We put forward a new approach for the design of efficient multiparty protocols:1. Design a protocol for a small number of parties (say, 3 or 4)

which achieves security against a single corrupted party. Such

protocols are typically easy to construct as they may employ

techniques that do not scale well with the number of corrupted

parties.

2. Recursively compose with itself to obtain an efficient n-party

protocol which achieves security against a constant fraction of

corrupted parties.

The second step of our approach combines the player emulation

technique of Hirt and Maurer (J. Cryptology, 2000) with

constructions of logarithmic-depth formulae which compute

threshold functions using only constant fan-in threshold gates.

Using this approach, we simplify and improve on previous results

in cryptography and distributed computing. In particular:

- We provide conceptually simple constructions of efficient

protocols for Secure Multiparty Computation (MPC) in the

presence of an honest majority, as well as broadcast protocols

from point-to-point channels and a 2-cast primitive.

- We obtain new results on MPC over blackbox groups and other

algebraic structures.

The above results rely on the following complexity-theoretic

contributions, which may be of independent interest:

- We show that for every integers j,k such that m = (k-1)/(j-1)

is an integer, there is an explicit (poly(n)-time) construction

of a logarithmic-depth formula which computes a good

approximation of an (n/m)-out-of-n threshold function using only

j-out-of-k threshold gates and no constants.

- For the special case of n-bit majority from 3-bit majority

gates, a non-explicit construction follows from the work of

Valiant (J. Algorithms, 1984). For this special case, we provide

an explicit construction with a better approximation than for the

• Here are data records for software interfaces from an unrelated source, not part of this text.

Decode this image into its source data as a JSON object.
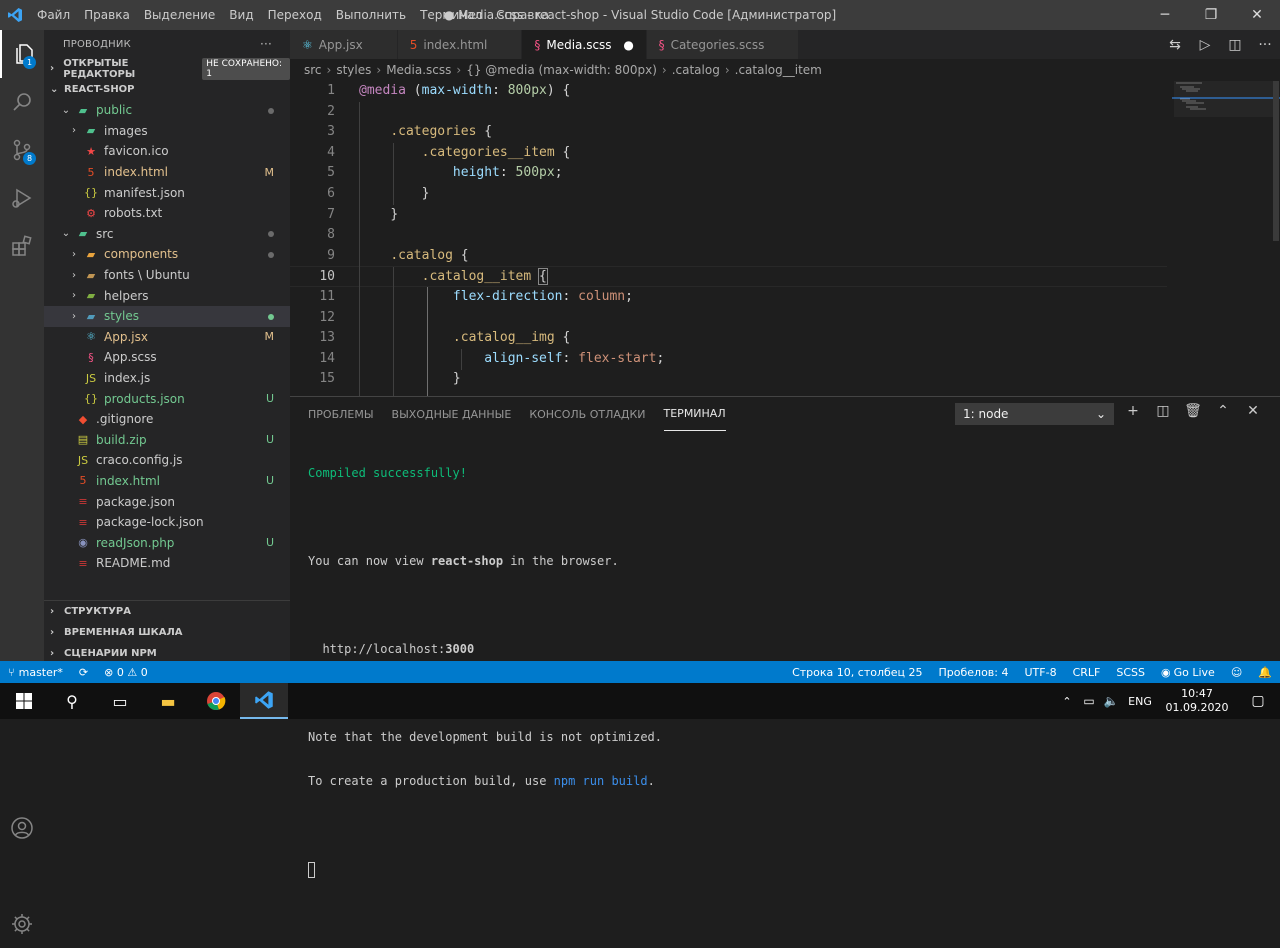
{
  "titlebar": {
    "menu": [
      "Файл",
      "Правка",
      "Выделение",
      "Вид",
      "Переход",
      "Выполнить",
      "Терминал",
      "Справка"
    ],
    "title": "● Media.scss - react-shop - Visual Studio Code [Администратор]"
  },
  "activity": {
    "explorer_badge": "1",
    "scm_badge": "8"
  },
  "sidebar": {
    "header": "ПРОВОДНИК",
    "more": "···",
    "open_editors": "ОТКРЫТЫЕ РЕДАКТОРЫ",
    "unsaved_badge": "НЕ СОХРАНЕНО: 1",
    "project": "REACT-SHOP",
    "tree": [
      {
        "label": "public",
        "indent": 1,
        "chev": "⌄",
        "icon": "▰",
        "icon_color": "#4fc08d",
        "status": "dot",
        "color": "#73c991"
      },
      {
        "label": "images",
        "indent": 2,
        "chev": "›",
        "icon": "▰",
        "icon_color": "#4fc08d",
        "status": "",
        "color": "#cccccc"
      },
      {
        "label": "favicon.ico",
        "indent": 2,
        "chev": "",
        "icon": "★",
        "icon_color": "#f44747",
        "status": "",
        "color": "#cccccc"
      },
      {
        "label": "index.html",
        "indent": 2,
        "chev": "",
        "icon": "5",
        "icon_color": "#e44d26",
        "status": "M",
        "color": "#e2c08d"
      },
      {
        "label": "manifest.json",
        "indent": 2,
        "chev": "",
        "icon": "{}",
        "icon_color": "#cbcb41",
        "status": "",
        "color": "#cccccc"
      },
      {
        "label": "robots.txt",
        "indent": 2,
        "chev": "",
        "icon": "⚙",
        "icon_color": "#f44747",
        "status": "",
        "color": "#cccccc"
      },
      {
        "label": "src",
        "indent": 1,
        "chev": "⌄",
        "icon": "▰",
        "icon_color": "#4fc08d",
        "status": "dot",
        "color": "#cccccc"
      },
      {
        "label": "components",
        "indent": 2,
        "chev": "›",
        "icon": "▰",
        "icon_color": "#e8a33d",
        "status": "dot",
        "color": "#e2c08d"
      },
      {
        "label": "fonts \\ Ubuntu",
        "indent": 2,
        "chev": "›",
        "icon": "▰",
        "icon_color": "#c09553",
        "status": "",
        "color": "#cccccc"
      },
      {
        "label": "helpers",
        "indent": 2,
        "chev": "›",
        "icon": "▰",
        "icon_color": "#7fae42",
        "status": "",
        "color": "#cccccc"
      },
      {
        "label": "styles",
        "indent": 2,
        "chev": "›",
        "icon": "▰",
        "icon_color": "#519aba",
        "status": "greendot",
        "color": "#73c991",
        "selected": true
      },
      {
        "label": "App.jsx",
        "indent": 2,
        "chev": "",
        "icon": "⚛",
        "icon_color": "#61dafb",
        "status": "M",
        "color": "#e2c08d"
      },
      {
        "label": "App.scss",
        "indent": 2,
        "chev": "",
        "icon": "§",
        "icon_color": "#f55385",
        "status": "",
        "color": "#cccccc"
      },
      {
        "label": "index.js",
        "indent": 2,
        "chev": "",
        "icon": "JS",
        "icon_color": "#cbcb41",
        "status": "",
        "color": "#cccccc"
      },
      {
        "label": "products.json",
        "indent": 2,
        "chev": "",
        "icon": "{}",
        "icon_color": "#cbcb41",
        "status": "U",
        "color": "#73c991"
      },
      {
        "label": ".gitignore",
        "indent": 1,
        "chev": "",
        "icon": "◆",
        "icon_color": "#f14e32",
        "status": "",
        "color": "#cccccc"
      },
      {
        "label": "build.zip",
        "indent": 1,
        "chev": "",
        "icon": "▤",
        "icon_color": "#cbcb41",
        "status": "U",
        "color": "#73c991"
      },
      {
        "label": "craco.config.js",
        "indent": 1,
        "chev": "",
        "icon": "JS",
        "icon_color": "#cbcb41",
        "status": "",
        "color": "#cccccc"
      },
      {
        "label": "index.html",
        "indent": 1,
        "chev": "",
        "icon": "5",
        "icon_color": "#e44d26",
        "status": "U",
        "color": "#73c991"
      },
      {
        "label": "package.json",
        "indent": 1,
        "chev": "",
        "icon": "≡",
        "icon_color": "#cb3837",
        "status": "",
        "color": "#cccccc"
      },
      {
        "label": "package-lock.json",
        "indent": 1,
        "chev": "",
        "icon": "≡",
        "icon_color": "#cb3837",
        "status": "",
        "color": "#cccccc"
      },
      {
        "label": "readJson.php",
        "indent": 1,
        "chev": "",
        "icon": "◉",
        "icon_color": "#8993be",
        "status": "U",
        "color": "#73c991"
      },
      {
        "label": "README.md",
        "indent": 1,
        "chev": "",
        "icon": "≡",
        "icon_color": "#cb3837",
        "status": "",
        "color": "#cccccc"
      }
    ],
    "bottom_sections": [
      "СТРУКТУРА",
      "ВРЕМЕННАЯ ШКАЛА",
      "СЦЕНАРИИ NPM"
    ]
  },
  "tabs": [
    {
      "label": "App.jsx",
      "icon": "⚛",
      "icon_color": "#61dafb",
      "active": false,
      "close": ""
    },
    {
      "label": "index.html",
      "icon": "5",
      "icon_color": "#e44d26",
      "active": false,
      "close": ""
    },
    {
      "label": "Media.scss",
      "icon": "§",
      "icon_color": "#f55385",
      "active": true,
      "close": "●"
    },
    {
      "label": "Categories.scss",
      "icon": "§",
      "icon_color": "#f55385",
      "active": false,
      "close": ""
    }
  ],
  "breadcrumb": [
    "src",
    "styles",
    "Media.scss",
    "{} @media (max-width: 800px)",
    ".catalog",
    ".catalog__item"
  ],
  "code_lines": [
    {
      "n": "1",
      "html": "<span class='at'>@media</span> <span class='pun'>(</span><span class='prop'>max-width</span><span class='pun'>: </span><span class='num'>800px</span><span class='pun'>) {</span>"
    },
    {
      "n": "2",
      "html": ""
    },
    {
      "n": "3",
      "html": "    <span class='sel'>.categories</span> <span class='pun'>{</span>"
    },
    {
      "n": "4",
      "html": "        <span class='sel'>.categories__item</span> <span class='pun'>{</span>"
    },
    {
      "n": "5",
      "html": "            <span class='prop'>height</span><span class='pun'>: </span><span class='num'>500px</span><span class='pun'>;</span>"
    },
    {
      "n": "6",
      "html": "        <span class='pun'>}</span>"
    },
    {
      "n": "7",
      "html": "    <span class='pun'>}</span>"
    },
    {
      "n": "8",
      "html": ""
    },
    {
      "n": "9",
      "html": "    <span class='sel'>.catalog</span> <span class='pun'>{</span>"
    },
    {
      "n": "10",
      "html": "        <span class='sel'>.catalog__item</span> <span class='pun' style='outline:1px solid #888'>{</span>"
    },
    {
      "n": "11",
      "html": "            <span class='prop'>flex-direction</span><span class='pun'>: </span><span class='val'>column</span><span class='pun'>;</span>"
    },
    {
      "n": "12",
      "html": ""
    },
    {
      "n": "13",
      "html": "            <span class='sel'>.catalog__img</span> <span class='pun'>{</span>"
    },
    {
      "n": "14",
      "html": "                <span class='prop'>align-self</span><span class='pun'>: </span><span class='val'>flex-start</span><span class='pun'>;</span>"
    },
    {
      "n": "15",
      "html": "            <span class='pun'>}</span>"
    }
  ],
  "current_line": "10",
  "panel": {
    "tabs": [
      "ПРОБЛЕМЫ",
      "ВЫХОДНЫЕ ДАННЫЕ",
      "КОНСОЛЬ ОТЛАДКИ",
      "ТЕРМИНАЛ"
    ],
    "active_tab": "ТЕРМИНАЛ",
    "terminal_select": "1: node",
    "terminal": {
      "l1": "Compiled successfully!",
      "l2a": "You can now view ",
      "l2b": "react-shop",
      "l2c": " in the browser.",
      "l3a": "  http://localhost:",
      "l3b": "3000",
      "l4": "Note that the development build is not optimized.",
      "l5a": "To create a production build, use ",
      "l5b": "npm run build",
      "l5c": "."
    }
  },
  "statusbar": {
    "branch": "master*",
    "errors": "0",
    "warnings": "0",
    "position": "Строка 10, столбец 25",
    "spaces": "Пробелов: 4",
    "encoding": "UTF-8",
    "eol": "CRLF",
    "language": "SCSS",
    "golive": "Go Live"
  },
  "taskbar": {
    "lang": "ENG",
    "time": "10:47",
    "date": "01.09.2020"
  }
}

general threshold case, and also an exact explicit construction

based on standard complexity-theoretic or cryptographic

assumptions.